Goal of the exercise: Go through the records and copy each line where the string "true" occurs.

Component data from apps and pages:
+===+
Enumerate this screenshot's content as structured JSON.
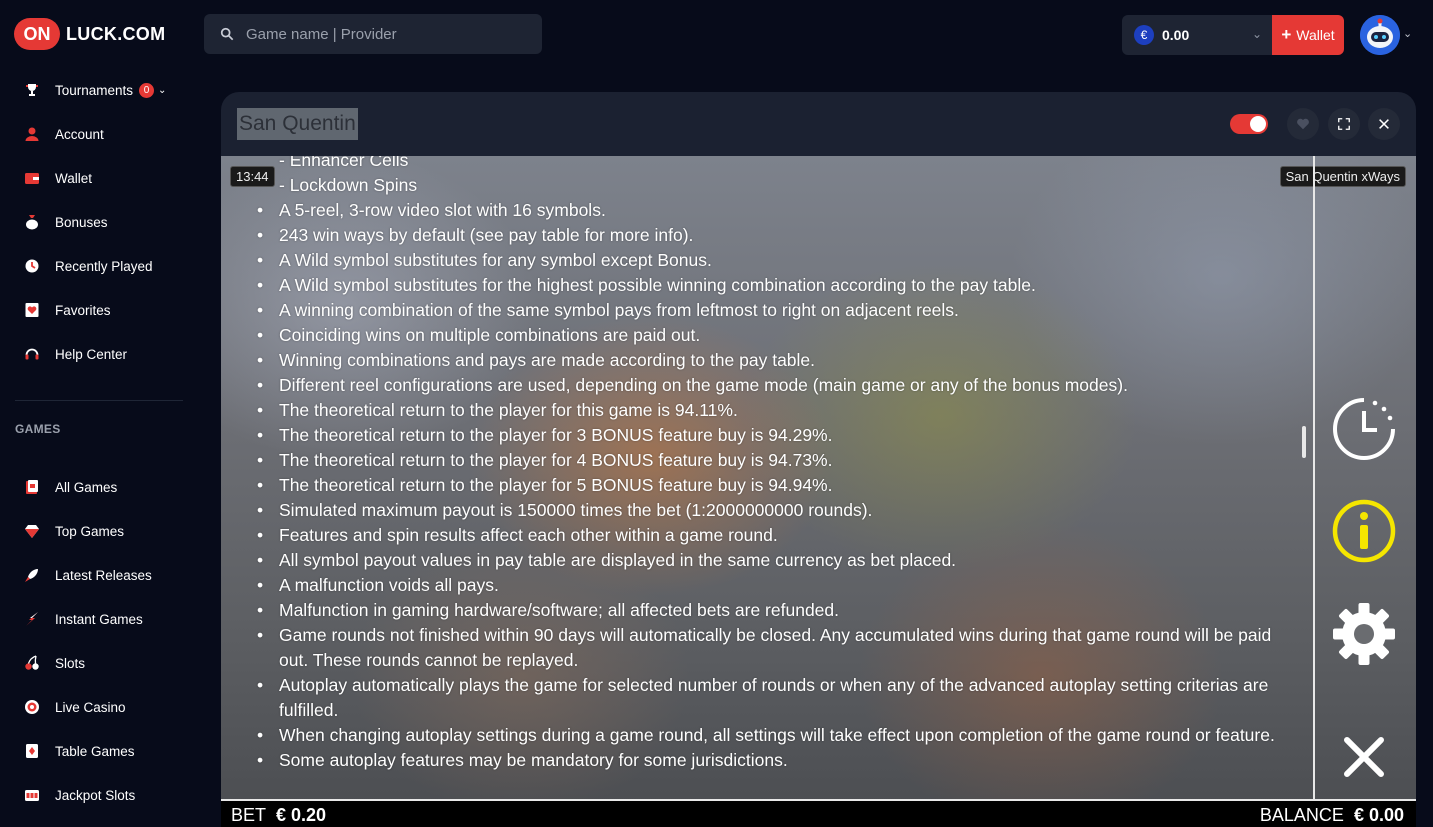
{
  "header": {
    "logo_badge": "ON",
    "logo_text": "LUCK.COM",
    "search_placeholder": "Game name | Provider",
    "currency_symbol": "€",
    "balance": "0.00",
    "wallet_label": "Wallet"
  },
  "sidebar": {
    "items": [
      {
        "label": "Tournaments",
        "icon": "trophy-icon",
        "badge": "0"
      },
      {
        "label": "Account",
        "icon": "user-icon"
      },
      {
        "label": "Wallet",
        "icon": "wallet-icon"
      },
      {
        "label": "Bonuses",
        "icon": "money-bag-icon"
      },
      {
        "label": "Recently Played",
        "icon": "clock-icon"
      },
      {
        "label": "Favorites",
        "icon": "heart-card-icon"
      },
      {
        "label": "Help Center",
        "icon": "headset-icon"
      }
    ],
    "games_section_label": "GAMES",
    "game_items": [
      {
        "label": "All Games",
        "icon": "cards-icon"
      },
      {
        "label": "Top Games",
        "icon": "diamond-icon"
      },
      {
        "label": "Latest Releases",
        "icon": "rocket-icon"
      },
      {
        "label": "Instant Games",
        "icon": "lightning-icon"
      },
      {
        "label": "Slots",
        "icon": "cherry-icon"
      },
      {
        "label": "Live Casino",
        "icon": "roulette-icon"
      },
      {
        "label": "Table Games",
        "icon": "playing-card-icon"
      },
      {
        "label": "Jackpot Slots",
        "icon": "slot-machine-icon"
      }
    ]
  },
  "game": {
    "title": "San Quentin",
    "time": "13:44",
    "name_tag": "San Quentin xWays",
    "sub_items": [
      "- Enhancer Cells",
      "- Lockdown Spins"
    ],
    "rules": [
      "A 5-reel, 3-row video slot with 16 symbols.",
      "243 win ways by default (see pay table for more info).",
      "A Wild symbol substitutes for any symbol except Bonus.",
      "A Wild symbol substitutes for the highest possible winning combination according to the pay table.",
      "A winning combination of the same symbol pays from leftmost to right on adjacent reels.",
      "Coinciding wins on multiple combinations are paid out.",
      "Winning combinations and pays are made according to the pay table.",
      "Different reel configurations are used, depending on the game mode (main game or any of the bonus modes).",
      "The theoretical return to the player for this game is 94.11%.",
      "The theoretical return to the player for 3 BONUS feature buy is 94.29%.",
      "The theoretical return to the player for 4 BONUS feature buy is 94.73%.",
      "The theoretical return to the player for 5 BONUS feature buy is 94.94%.",
      "Simulated maximum payout is 150000 times the bet (1:2000000000 rounds).",
      "Features and spin results affect each other within a game round.",
      "All symbol payout values in pay table are displayed in the same currency as bet placed.",
      "A malfunction voids all pays.",
      "Malfunction in gaming hardware/software; all affected bets are refunded.",
      "Game rounds not finished within 90 days will automatically be closed. Any accumulated wins during that game round will be paid out. These rounds cannot be replayed.",
      "Autoplay automatically plays the game for selected number of rounds or when any of the advanced autoplay setting criterias are fulfilled.",
      "When changing autoplay settings during a game round, all settings will take effect upon completion of the game round or feature.",
      "Some autoplay features may be mandatory for some jurisdictions."
    ],
    "bet_label": "BET",
    "bet_value": "€ 0.20",
    "balance_label": "BALANCE",
    "balance_value": "€ 0.00",
    "accent_color": "#e53935",
    "info_icon_color": "#f5e600"
  }
}
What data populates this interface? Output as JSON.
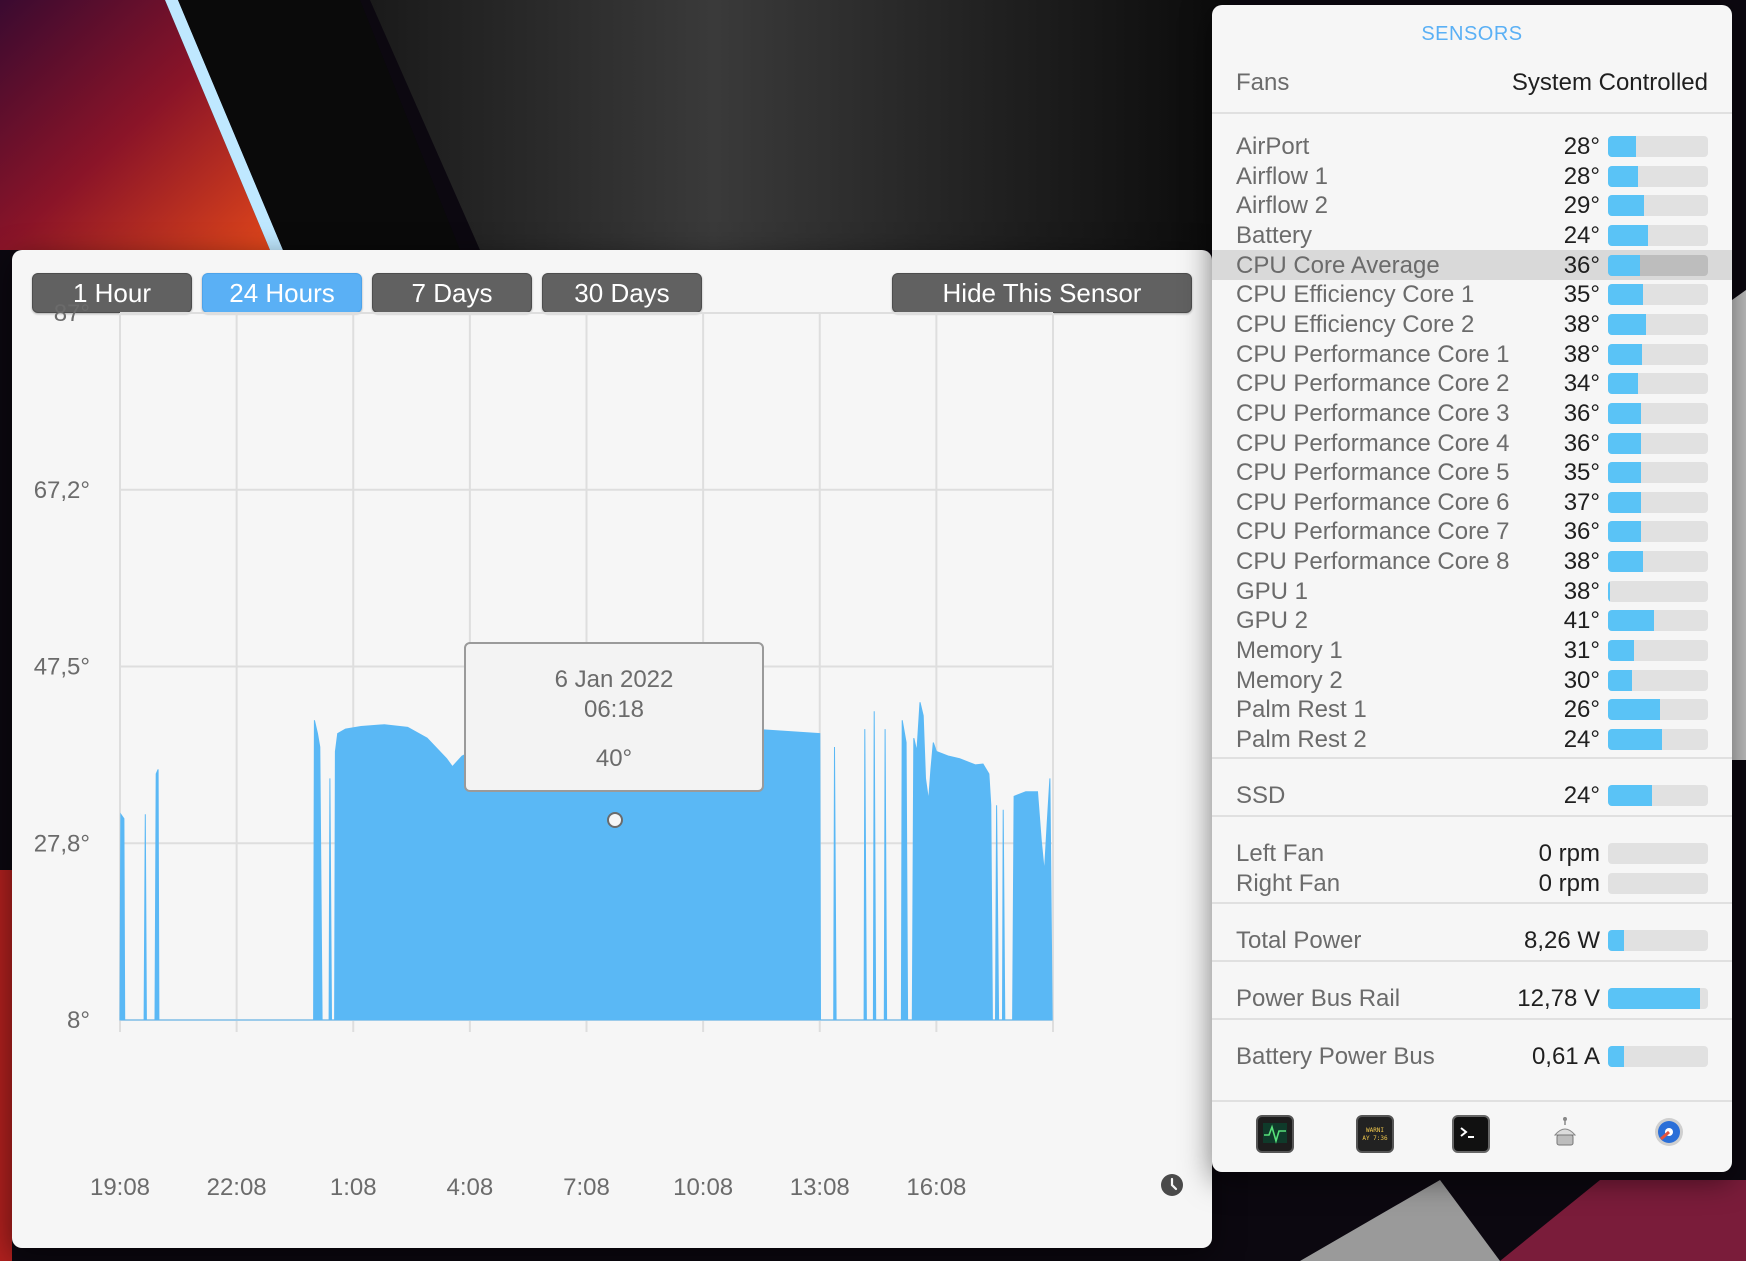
{
  "chart_window": {
    "range_buttons": [
      {
        "label": "1 Hour",
        "active": false
      },
      {
        "label": "24 Hours",
        "active": true
      },
      {
        "label": "7 Days",
        "active": false
      },
      {
        "label": "30 Days",
        "active": false
      }
    ],
    "hide_button_label": "Hide This Sensor",
    "tooltip": {
      "date": "6 Jan 2022",
      "time": "06:18",
      "value": "40°"
    }
  },
  "chart_data": {
    "type": "area",
    "y_tick_labels": [
      "87°",
      "67,2°",
      "47,5°",
      "27,8°",
      "8°"
    ],
    "ylim": [
      8,
      87
    ],
    "x_tick_labels": [
      "19:08",
      "22:08",
      "1:08",
      "4:08",
      "7:08",
      "10:08",
      "13:08",
      "16:08"
    ],
    "x_unit": "hours since 19:08",
    "grid": true,
    "color": "#5ab8f5",
    "points": [
      [
        0.0,
        8
      ],
      [
        0.02,
        31
      ],
      [
        0.1,
        30.5
      ],
      [
        0.12,
        8
      ],
      [
        0.62,
        8
      ],
      [
        0.65,
        31
      ],
      [
        0.68,
        8
      ],
      [
        0.9,
        8
      ],
      [
        0.93,
        35.5
      ],
      [
        0.98,
        36
      ],
      [
        1.0,
        8
      ],
      [
        4.98,
        8
      ],
      [
        5.0,
        41.5
      ],
      [
        5.08,
        40
      ],
      [
        5.14,
        38.5
      ],
      [
        5.2,
        8
      ],
      [
        5.38,
        8
      ],
      [
        5.4,
        35
      ],
      [
        5.44,
        8
      ],
      [
        5.52,
        8
      ],
      [
        5.54,
        38
      ],
      [
        5.6,
        40
      ],
      [
        5.8,
        40.5
      ],
      [
        6.2,
        40.8
      ],
      [
        6.8,
        41
      ],
      [
        7.4,
        40.7
      ],
      [
        7.9,
        39.5
      ],
      [
        8.4,
        37.2
      ],
      [
        8.55,
        36.3
      ],
      [
        8.8,
        37.5
      ],
      [
        9.3,
        38.5
      ],
      [
        9.9,
        39.0
      ],
      [
        10.6,
        39.2
      ],
      [
        11.2,
        39.3
      ],
      [
        12.0,
        39.4
      ],
      [
        12.8,
        39.6
      ],
      [
        13.6,
        39.9
      ],
      [
        14.4,
        40.2
      ],
      [
        15.2,
        40.5
      ],
      [
        16.0,
        40.6
      ],
      [
        16.6,
        40.4
      ],
      [
        18.0,
        40.0
      ],
      [
        18.02,
        8
      ],
      [
        18.36,
        8
      ],
      [
        18.38,
        38.5
      ],
      [
        18.42,
        8
      ],
      [
        19.14,
        8
      ],
      [
        19.16,
        40.5
      ],
      [
        19.2,
        8
      ],
      [
        19.38,
        8
      ],
      [
        19.4,
        42.5
      ],
      [
        19.44,
        8
      ],
      [
        19.66,
        8
      ],
      [
        19.68,
        40.5
      ],
      [
        19.72,
        8
      ],
      [
        20.1,
        8
      ],
      [
        20.12,
        41.5
      ],
      [
        20.22,
        39
      ],
      [
        20.26,
        8
      ],
      [
        20.38,
        8
      ],
      [
        20.42,
        39.5
      ],
      [
        20.5,
        38
      ],
      [
        20.58,
        43.5
      ],
      [
        20.66,
        42
      ],
      [
        20.72,
        35
      ],
      [
        20.8,
        32.5
      ],
      [
        20.86,
        36
      ],
      [
        20.92,
        39
      ],
      [
        21.0,
        38
      ],
      [
        21.3,
        37.5
      ],
      [
        21.6,
        37.2
      ],
      [
        22.0,
        36.5
      ],
      [
        22.2,
        36.6
      ],
      [
        22.35,
        35.5
      ],
      [
        22.4,
        32
      ],
      [
        22.44,
        8
      ],
      [
        22.52,
        8
      ],
      [
        22.55,
        32
      ],
      [
        22.6,
        8
      ],
      [
        22.7,
        8
      ],
      [
        22.72,
        31.5
      ],
      [
        22.76,
        8
      ],
      [
        22.96,
        8
      ],
      [
        23.0,
        33
      ],
      [
        23.3,
        33.5
      ],
      [
        23.6,
        33.5
      ],
      [
        23.7,
        28
      ],
      [
        23.78,
        24.5
      ],
      [
        23.85,
        30
      ],
      [
        23.92,
        35
      ],
      [
        23.98,
        8
      ]
    ]
  },
  "sensors": {
    "title": "SENSORS",
    "fans_label": "Fans",
    "fans_value": "System Controlled",
    "temps": [
      {
        "name": "AirPort",
        "value": "28°",
        "level": 0.28
      },
      {
        "name": "Airflow 1",
        "value": "28°",
        "level": 0.3
      },
      {
        "name": "Airflow 2",
        "value": "29°",
        "level": 0.36
      },
      {
        "name": "Battery",
        "value": "24°",
        "level": 0.4
      },
      {
        "name": "CPU Core Average",
        "value": "36°",
        "level": 0.32,
        "selected": true
      },
      {
        "name": "CPU Efficiency Core 1",
        "value": "35°",
        "level": 0.35
      },
      {
        "name": "CPU Efficiency Core 2",
        "value": "38°",
        "level": 0.38
      },
      {
        "name": "CPU Performance Core 1",
        "value": "38°",
        "level": 0.34
      },
      {
        "name": "CPU Performance Core 2",
        "value": "34°",
        "level": 0.3
      },
      {
        "name": "CPU Performance Core 3",
        "value": "36°",
        "level": 0.33
      },
      {
        "name": "CPU Performance Core 4",
        "value": "36°",
        "level": 0.33
      },
      {
        "name": "CPU Performance Core 5",
        "value": "35°",
        "level": 0.33
      },
      {
        "name": "CPU Performance Core 6",
        "value": "37°",
        "level": 0.33
      },
      {
        "name": "CPU Performance Core 7",
        "value": "36°",
        "level": 0.33
      },
      {
        "name": "CPU Performance Core 8",
        "value": "38°",
        "level": 0.35
      },
      {
        "name": "GPU 1",
        "value": "38°",
        "level": 0.02
      },
      {
        "name": "GPU 2",
        "value": "41°",
        "level": 0.46
      },
      {
        "name": "Memory 1",
        "value": "31°",
        "level": 0.26
      },
      {
        "name": "Memory 2",
        "value": "30°",
        "level": 0.24
      },
      {
        "name": "Palm Rest 1",
        "value": "26°",
        "level": 0.52
      },
      {
        "name": "Palm Rest 2",
        "value": "24°",
        "level": 0.54
      }
    ],
    "ssd": {
      "name": "SSD",
      "value": "24°",
      "level": 0.44
    },
    "fans": [
      {
        "name": "Left Fan",
        "value": "0 rpm",
        "level": 0
      },
      {
        "name": "Right Fan",
        "value": "0 rpm",
        "level": 0
      }
    ],
    "total_power": {
      "name": "Total Power",
      "value": "8,26 W",
      "level": 0.16
    },
    "power_bus_rail": {
      "name": "Power Bus Rail",
      "value": "12,78 V",
      "level": 0.92
    },
    "battery_power_bus": {
      "name": "Battery Power Bus",
      "value": "0,61 A",
      "level": 0.16
    },
    "toolbar_icons": [
      "activity-monitor-icon",
      "console-icon",
      "terminal-icon",
      "system-information-icon",
      "disk-utility-icon"
    ],
    "toolbar_icon_text": "WARNI\nAY 7:36"
  }
}
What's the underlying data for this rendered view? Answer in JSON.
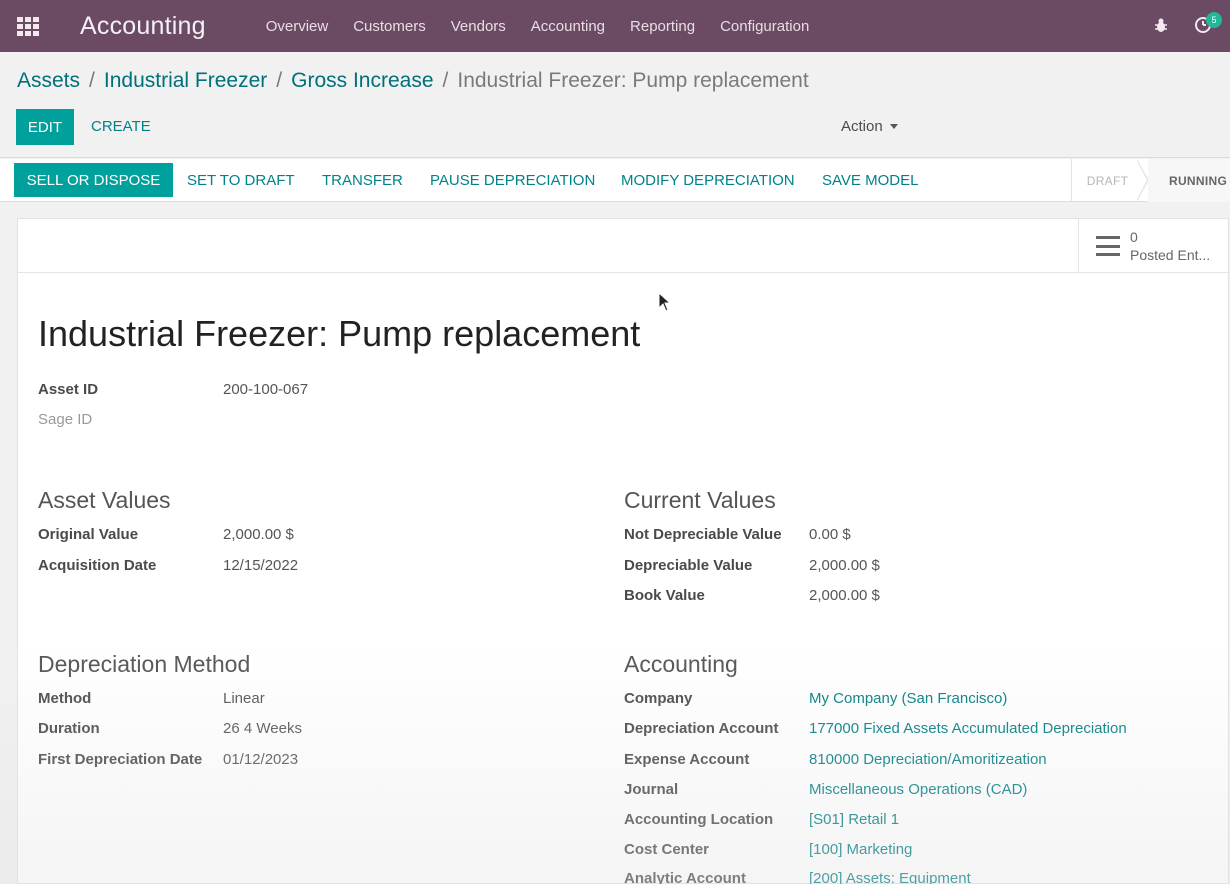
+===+
Solution to the problem:
        "active": true
    "grid": true,
        "selected": true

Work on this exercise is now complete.